Uzbekistan emerging from isolation
The rise of President Shavkat Mirziyoyev to power in Uzbekistan has brought with it economic reform and billions of dollars in new investment. The country desperately needs foreign partners, both to diversify its economy and strengthen its military. China and Russia, respectively, have stepped in to play these roles. At the same time, the U.S. is withdrawing from the region. As the influence of Beijing and Moscow grows, President Mirziyoyev’s options will shrink.
2019 Global Outlook: The volatile Moscow-Kiev-Brussels triangle
In 2019, the geopolitical interplay between Russia, Ukraine and Europe will depend on their leaders. In Russia, President Vladimir Putin will have to decide whether to continue his assertive foreign policy. In Ukraine, the presidential election could bring the mercurial Yulia Tymoshenko to power – how she will deal with the war in the east remains a mystery. In Europe, the Franco-German alliance is losing traction. Rifts in the EU will deepen, making it impossible to present a united front on the challenges Russia and Ukraine present.
A new military buildup in the Balkans
Throughout the world, military spending is reaching new heights, as countries beef up their defense forces. The trend is evident in the Balkans, where both Russia and NATO plan to build new bases and countries in the region reverse their postwar demilitarization. With Kosovo deciding to create its own army and a dangerous land-swap deal with Serbia on the table, tensions are rising.
2019 Global Outlook: The Fertile Crescent
The single most important development in the Middle East has been the end of Syria’s civil war, which was unequivocally won by the Baath regime. Even the hammer blows of a determined religious opposition could not destroy the post-World War I system that created Syria, Iraq and Jordan as Arab states. But with the announced U.S. withdrawal from Syria and the victory of the Assad regime and its Russian and Iranian sponsors, the way could be cleared for an explosive confrontation with Israel.
Withdrawal from Syria: George Washington’s warning revisited
President Donald Trump’s decision to withdraw troops from Syria was neither a bolt from the blue nor a departure from his predecessor’s strategy. Even so, the announcement allowed a new and perhaps more stable configuration to emerge in the Middle East. While the short-term winner appears to be Vladimir Putin’s Russia, the longer-term advantage may be with the United States.
Opinion: Populism as Reformation
Though it is popular to contrast “populism” with “democracy,” the two are more alike than different. Like the Reformation 500 years ago, today’s populist movements aim to wrest power from the elites and give it back to the people. Instead of petering out, variations on the democratic populist system are likely to multiply, and traditional democratic models may undergo a radical renewal.
Tajikistan: A Sino-Russian flashpoint?

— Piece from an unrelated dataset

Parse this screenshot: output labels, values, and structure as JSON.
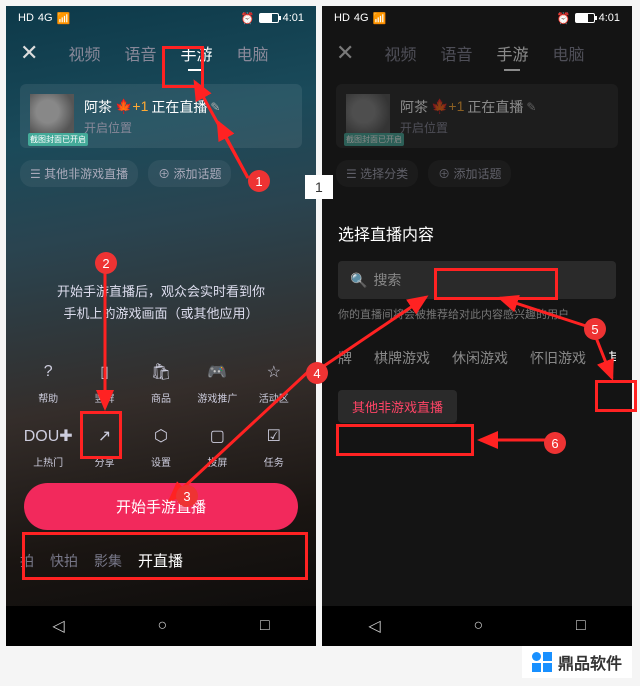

The drawdown of American troops in Afghanistan and Chinese persecution of the Muslim Uighur minority in Xinjiang could turn Central Asia into a hotbed of jihadist terrorism. One country that is particularly vulnerable to such a resurgence is Tajikistan. It is also the area where Russian and Chinese security interests could most easily come into conflict.
China’s threat to Russia’s Far East: Real or perceived?
The vulnerability of Russia’s Far Eastern and Siberian regions to Chinese expansion has become a truism. Yet most Russians seem to favor closer ties with China, and bilateral relations may be at their best in history, without a trace of military or political tension. There are also few signs of Chinese economic penetration, at least on a level that exceeds Japan’s or South Korea’s. Migration pressure from China into the underpopulated Russian north may be the hollowest of these popular myths.
Macedonia: A new front in Russia-West tensions
Macedonia is moving forward with changing its name and securing membership in the EU and NATO, even though a referendum to approve these steps failed to meet minimum turnout requirement. But the damage has already been done. Russia, which does not want to see another Balkan country absorbed into Western institutions, has gained clout and could potentially scupper the process. That would leave Macedonia in limbo, creating further instability in this already volatile region.
Essay: As Russian history repeats itself, Putin becomes Yeltsin
Russia’s pension reform continues to reverberate in domestic politics. For the first time ever, President Vladimir Putin has assumed full personal responsibility for an unpopular decision that directly infringes on the lives of most Russians. The effects are already visible in his slumping popularity and in the startling results of gubernatorial elections in several regions. Mr. Putin could be looking for an electoral out as he follows the downhill path of his predecessor, Boris Yeltsin.